Canadian high school sports teams are awash with white privilege and racism. At least, that’s the conclusion made by a team of academics in a paper published to the Sports Coaching Review.
Researchers from the University of Ottawa, University of Manitoba, Université du Québec, Brock University and University of New Hampshire published their findings based on a survey of 463 high school coaches who self-identified as white.
Their findings were published in a paper titled “White privilege in Canadian high school sport: investigating white coaches’ perspectives on social justice issues.”
“Sport constitutes an important setting in which to study whiteness given ongoing issues related to power, privilege, and oppression,” write the authors.
“Results showed how coaches who had a greater awareness of white privilege in society had more favourable attitudes towards social justice, higher importance attributed to climate change issues, greater awareness of prejudicial attitudes against the LGBT community, and a higher propensity to engage in antiracist behaviours.”
Based on the ideological work of “critical whiteness studies” academics like Robin DiAngelo, who believes that caucasian people suffer from “white neurosis” and advances the idea that “raising white children to be white is a form of child abuse” in her books, the authors claim that refusing to see race in coaching maintains socially unjust worldviews.
“White coaches have also been shown to disregard racial/cultural issues and adopt functionalist and normative approaches to coaching that help maintain the socially unjust status quo,” the paper argues.
“While white coaches experience many privileges, crucially, non-white coaches experience many forms of oppression,” it continues.
“Given the important role coaches play in athlete development, it is crucial to explore the implications of white privilege, whiteness and social justice in sport coaching.”
According to the authors, Canadian high school sports teams exhibit white supremacy because the term “does not exclusively refer to an extreme position of discrimination and dominance; it also refers to the foundations that allow for racial privilege and racism to permeate all aspects of society.”
The study then concludes that the right approach is to educate coaches to learn the “unearned advantages of white privilege.”
“In sport, getting white coaches with a known disregard for racial issues to become more aware of white privilege may serve as an important stepping stone in developing greater awareness of other key social issues related to gender, sexuality and the environment.”

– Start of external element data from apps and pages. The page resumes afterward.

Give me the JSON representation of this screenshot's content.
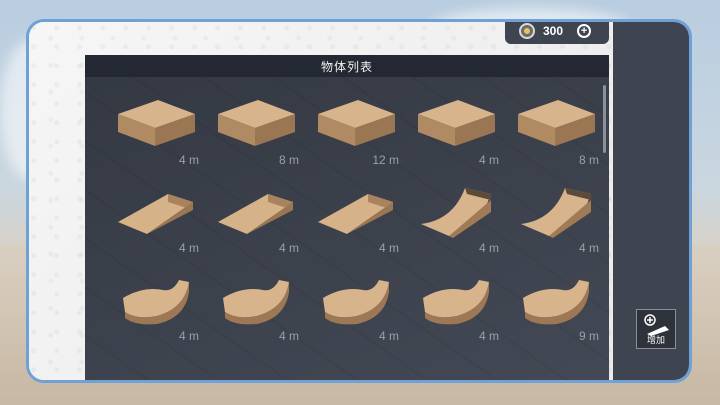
{
  "currency": {
    "amount": "300"
  },
  "panel": {
    "title": "物体列表"
  },
  "items": [
    {
      "shape": "box",
      "length": "4 m"
    },
    {
      "shape": "box",
      "length": "8 m"
    },
    {
      "shape": "box",
      "length": "12 m"
    },
    {
      "shape": "box",
      "length": "4 m"
    },
    {
      "shape": "box",
      "length": "8 m"
    },
    {
      "shape": "wedge",
      "length": "4 m"
    },
    {
      "shape": "wedge",
      "length": "4 m"
    },
    {
      "shape": "wedge",
      "length": "4 m"
    },
    {
      "shape": "quarter-pipe",
      "length": "4 m"
    },
    {
      "shape": "quarter-pipe",
      "length": "4 m"
    },
    {
      "shape": "curve",
      "length": "4 m"
    },
    {
      "shape": "curve",
      "length": "4 m"
    },
    {
      "shape": "curve",
      "length": "4 m"
    },
    {
      "shape": "curve",
      "length": "4 m"
    },
    {
      "shape": "curve",
      "length": "9 m"
    }
  ],
  "add_button": {
    "label": "增加"
  }
}
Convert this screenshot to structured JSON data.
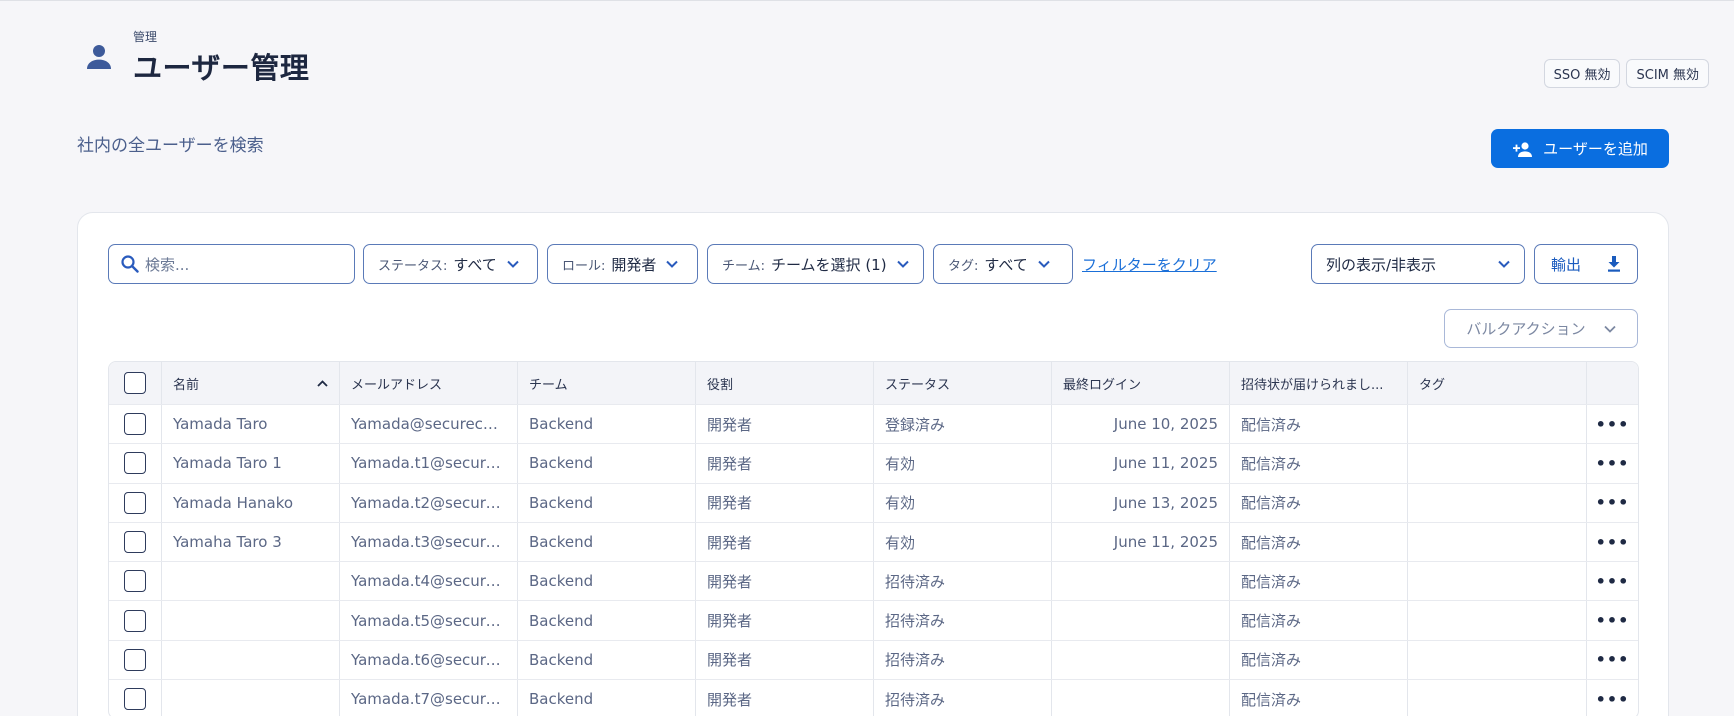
{
  "header": {
    "breadcrumb": "管理",
    "title": "ユーザー管理",
    "badges": [
      "SSO 無効",
      "SCIM 無効"
    ],
    "subtitle": "社内の全ユーザーを検索",
    "add_user_label": "ユーザーを追加"
  },
  "toolbar": {
    "search_placeholder": "検索...",
    "filters": [
      {
        "label": "ステータス:",
        "value": "すべて"
      },
      {
        "label": "ロール:",
        "value": "開発者"
      },
      {
        "label": "チーム:",
        "value": "チームを選択 (1)"
      },
      {
        "label": "タグ:",
        "value": "すべて"
      }
    ],
    "clear_filters": "フィルターをクリア",
    "columns_toggle": "列の表示/非表示",
    "export_label": "輸出",
    "bulk_actions": "バルクアクション"
  },
  "table": {
    "columns": [
      "名前",
      "メールアドレス",
      "チーム",
      "役割",
      "ステータス",
      "最終ログイン",
      "招待状が届けられまし...",
      "タグ"
    ],
    "rows": [
      {
        "name": "Yamada Taro",
        "email": "Yamada@secureco...",
        "team": "Backend",
        "role": "開発者",
        "status": "登録済み",
        "last_login": "June 10, 2025",
        "invite": "配信済み",
        "tag": ""
      },
      {
        "name": "Yamada Taro 1",
        "email": "Yamada.t1@securec...",
        "team": "Backend",
        "role": "開発者",
        "status": "有効",
        "last_login": "June 11, 2025",
        "invite": "配信済み",
        "tag": ""
      },
      {
        "name": "Yamada Hanako",
        "email": "Yamada.t2@secure...",
        "team": "Backend",
        "role": "開発者",
        "status": "有効",
        "last_login": "June 13, 2025",
        "invite": "配信済み",
        "tag": ""
      },
      {
        "name": "Yamaha Taro 3",
        "email": "Yamada.t3@secure...",
        "team": "Backend",
        "role": "開発者",
        "status": "有効",
        "last_login": "June 11, 2025",
        "invite": "配信済み",
        "tag": ""
      },
      {
        "name": "",
        "email": "Yamada.t4@secure...",
        "team": "Backend",
        "role": "開発者",
        "status": "招待済み",
        "last_login": "",
        "invite": "配信済み",
        "tag": ""
      },
      {
        "name": "",
        "email": "Yamada.t5@secure...",
        "team": "Backend",
        "role": "開発者",
        "status": "招待済み",
        "last_login": "",
        "invite": "配信済み",
        "tag": ""
      },
      {
        "name": "",
        "email": "Yamada.t6@secure...",
        "team": "Backend",
        "role": "開発者",
        "status": "招待済み",
        "last_login": "",
        "invite": "配信済み",
        "tag": ""
      },
      {
        "name": "",
        "email": "Yamada.t7@secure...",
        "team": "Backend",
        "role": "開発者",
        "status": "招待済み",
        "last_login": "",
        "invite": "配信済み",
        "tag": ""
      }
    ],
    "row_menu": "•••"
  },
  "colors": {
    "primary": "#0a6ee0",
    "link": "#1a6fd8",
    "background": "#f6f6f9"
  }
}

“Results suggest that initiatives to get coaches to be more aware of white privilege are needed if the entanglement of race, gender, sexuality, disability, and environmental issues are to be legitimately addressed in sport.”